The task ▸ The response should be a faithful copy of every record, with nothing left out.

Page and application data records:
((
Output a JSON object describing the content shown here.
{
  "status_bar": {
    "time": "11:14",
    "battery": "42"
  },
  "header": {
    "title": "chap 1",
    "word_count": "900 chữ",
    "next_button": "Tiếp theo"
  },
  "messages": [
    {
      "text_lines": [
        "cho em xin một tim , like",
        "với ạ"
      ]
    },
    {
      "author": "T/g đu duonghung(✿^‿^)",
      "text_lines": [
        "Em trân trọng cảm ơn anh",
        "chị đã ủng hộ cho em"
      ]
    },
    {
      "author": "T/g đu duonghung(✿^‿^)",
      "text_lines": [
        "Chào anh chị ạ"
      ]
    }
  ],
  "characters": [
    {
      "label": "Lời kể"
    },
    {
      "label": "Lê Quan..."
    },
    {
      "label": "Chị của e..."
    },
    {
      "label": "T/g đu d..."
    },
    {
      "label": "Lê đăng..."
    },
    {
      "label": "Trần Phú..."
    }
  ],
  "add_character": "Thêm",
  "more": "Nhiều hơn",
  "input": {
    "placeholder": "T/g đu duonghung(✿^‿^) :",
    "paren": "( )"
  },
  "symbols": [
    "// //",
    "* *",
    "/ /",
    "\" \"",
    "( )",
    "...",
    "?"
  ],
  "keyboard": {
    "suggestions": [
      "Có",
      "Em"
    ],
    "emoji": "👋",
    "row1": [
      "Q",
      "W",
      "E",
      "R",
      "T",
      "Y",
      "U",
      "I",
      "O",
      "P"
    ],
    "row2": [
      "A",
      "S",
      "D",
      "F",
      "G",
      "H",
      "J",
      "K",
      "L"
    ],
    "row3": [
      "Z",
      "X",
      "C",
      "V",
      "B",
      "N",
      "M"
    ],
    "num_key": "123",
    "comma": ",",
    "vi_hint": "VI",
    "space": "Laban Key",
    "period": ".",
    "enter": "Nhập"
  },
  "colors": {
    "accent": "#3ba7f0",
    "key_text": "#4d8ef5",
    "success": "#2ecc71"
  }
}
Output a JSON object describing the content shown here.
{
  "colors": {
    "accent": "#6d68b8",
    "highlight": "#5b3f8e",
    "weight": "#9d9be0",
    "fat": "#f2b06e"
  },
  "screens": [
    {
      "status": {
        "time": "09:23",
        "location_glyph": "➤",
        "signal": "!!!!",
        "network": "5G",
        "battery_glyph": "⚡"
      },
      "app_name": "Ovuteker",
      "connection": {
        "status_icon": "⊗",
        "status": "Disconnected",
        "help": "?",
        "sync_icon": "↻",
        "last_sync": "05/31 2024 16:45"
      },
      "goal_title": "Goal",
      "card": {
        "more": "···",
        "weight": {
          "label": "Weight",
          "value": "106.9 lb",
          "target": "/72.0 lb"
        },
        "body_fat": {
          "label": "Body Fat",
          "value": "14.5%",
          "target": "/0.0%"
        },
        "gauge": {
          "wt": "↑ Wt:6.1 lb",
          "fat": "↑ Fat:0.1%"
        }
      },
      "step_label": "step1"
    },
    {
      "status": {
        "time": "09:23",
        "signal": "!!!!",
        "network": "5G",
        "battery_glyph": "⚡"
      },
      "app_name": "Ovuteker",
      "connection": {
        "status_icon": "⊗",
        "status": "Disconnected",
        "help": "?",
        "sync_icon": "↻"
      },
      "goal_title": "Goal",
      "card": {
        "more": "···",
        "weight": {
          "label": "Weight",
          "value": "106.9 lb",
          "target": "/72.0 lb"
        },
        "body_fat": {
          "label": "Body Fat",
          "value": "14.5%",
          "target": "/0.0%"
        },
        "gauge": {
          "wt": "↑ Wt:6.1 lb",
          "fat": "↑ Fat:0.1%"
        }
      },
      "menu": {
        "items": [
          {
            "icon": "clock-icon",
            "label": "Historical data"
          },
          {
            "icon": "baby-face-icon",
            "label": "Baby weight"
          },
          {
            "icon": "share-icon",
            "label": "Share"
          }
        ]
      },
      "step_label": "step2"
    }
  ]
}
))
Answer section ▸
Output a JSON object describing the content shown here.
{
  "status_bar": {
    "time": "11:14",
    "battery": "42"
  },
  "header": {
    "title": "chap 1",
    "word_count": "900 chữ",
    "next_button": "Tiếp theo"
  },
  "messages": [
    {
      "text_lines": [
        "cho em xin một tim , like",
        "với ạ"
      ]
    },
    {
      "author": "T/g đu duonghung(✿^‿^)",
      "text_lines": [
        "Em trân trọng cảm ơn anh",
        "chị đã ủng hộ cho em"
      ]
    },
    {
      "author": "T/g đu duonghung(✿^‿^)",
      "text_lines": [
        "Chào anh chị ạ"
      ]
    }
  ],
  "characters": [
    {
      "label": "Lời kể"
    },
    {
      "label": "Lê Quan..."
    },
    {
      "label": "Chị của e..."
    },
    {
      "label": "T/g đu d..."
    },
    {
      "label": "Lê đăng..."
    },
    {
      "label": "Trần Phú..."
    }
  ],
  "add_character": "Thêm",
  "more": "Nhiều hơn",
  "input": {
    "placeholder": "T/g đu duonghung(✿^‿^) :",
    "paren": "( )"
  },
  "symbols": [
    "// //",
    "* *",
    "/ /",
    "\" \"",
    "( )",
    "...",
    "?"
  ],
  "keyboard": {
    "suggestions": [
      "Có",
      "Em"
    ],
    "emoji": "👋",
    "row1": [
      "Q",
      "W",
      "E",
      "R",
      "T",
      "Y",
      "U",
      "I",
      "O",
      "P"
    ],
    "row2": [
      "A",
      "S",
      "D",
      "F",
      "G",
      "H",
      "J",
      "K",
      "L"
    ],
    "row3": [
      "Z",
      "X",
      "C",
      "V",
      "B",
      "N",
      "M"
    ],
    "num_key": "123",
    "comma": ",",
    "vi_hint": "VI",
    "space": "Laban Key",
    "period": ".",
    "enter": "Nhập"
  },
  "colors": {
    "accent": "#3ba7f0",
    "key_text": "#4d8ef5",
    "success": "#2ecc71"
  }
}
Output a JSON object describing the content shown here.
{
  "colors": {
    "accent": "#6d68b8",
    "highlight": "#5b3f8e",
    "weight": "#9d9be0",
    "fat": "#f2b06e"
  },
  "screens": [
    {
      "status": {
        "time": "09:23",
        "location_glyph": "➤",
        "signal": "!!!!",
        "network": "5G",
        "battery_glyph": "⚡"
      },
      "app_name": "Ovuteker",
      "connection": {
        "status_icon": "⊗",
        "status": "Disconnected",
        "help": "?",
        "sync_icon": "↻",
        "last_sync": "05/31 2024 16:45"
      },
      "goal_title": "Goal",
      "card": {
        "more": "···",
        "weight": {
          "label": "Weight",
          "value": "106.9 lb",
          "target": "/72.0 lb"
        },
        "body_fat": {
          "label": "Body Fat",
          "value": "14.5%",
          "target": "/0.0%"
        },
        "gauge": {
          "wt": "↑ Wt:6.1 lb",
          "fat": "↑ Fat:0.1%"
        }
      },
      "step_label": "step1"
    },
    {
      "status": {
        "time": "09:23",
        "signal": "!!!!",
        "network": "5G",
        "battery_glyph": "⚡"
      },
      "app_name": "Ovuteker",
      "connection": {
        "status_icon": "⊗",
        "status": "Disconnected",
        "help": "?",
        "sync_icon": "↻"
      },
      "goal_title": "Goal",
      "card": {
        "more": "···",
        "weight": {
          "label": "Weight",
          "value": "106.9 lb",
          "target": "/72.0 lb"
        },
        "body_fat": {
          "label": "Body Fat",
          "value": "14.5%",
          "target": "/0.0%"
        },
        "gauge": {
          "wt": "↑ Wt:6.1 lb",
          "fat": "↑ Fat:0.1%"
        }
      },
      "menu": {
        "items": [
          {
            "icon": "clock-icon",
            "label": "Historical data"
          },
          {
            "icon": "baby-face-icon",
            "label": "Baby weight"
          },
          {
            "icon": "share-icon",
            "label": "Share"
          }
        ]
      },
      "step_label": "step2"
    }
  ]
}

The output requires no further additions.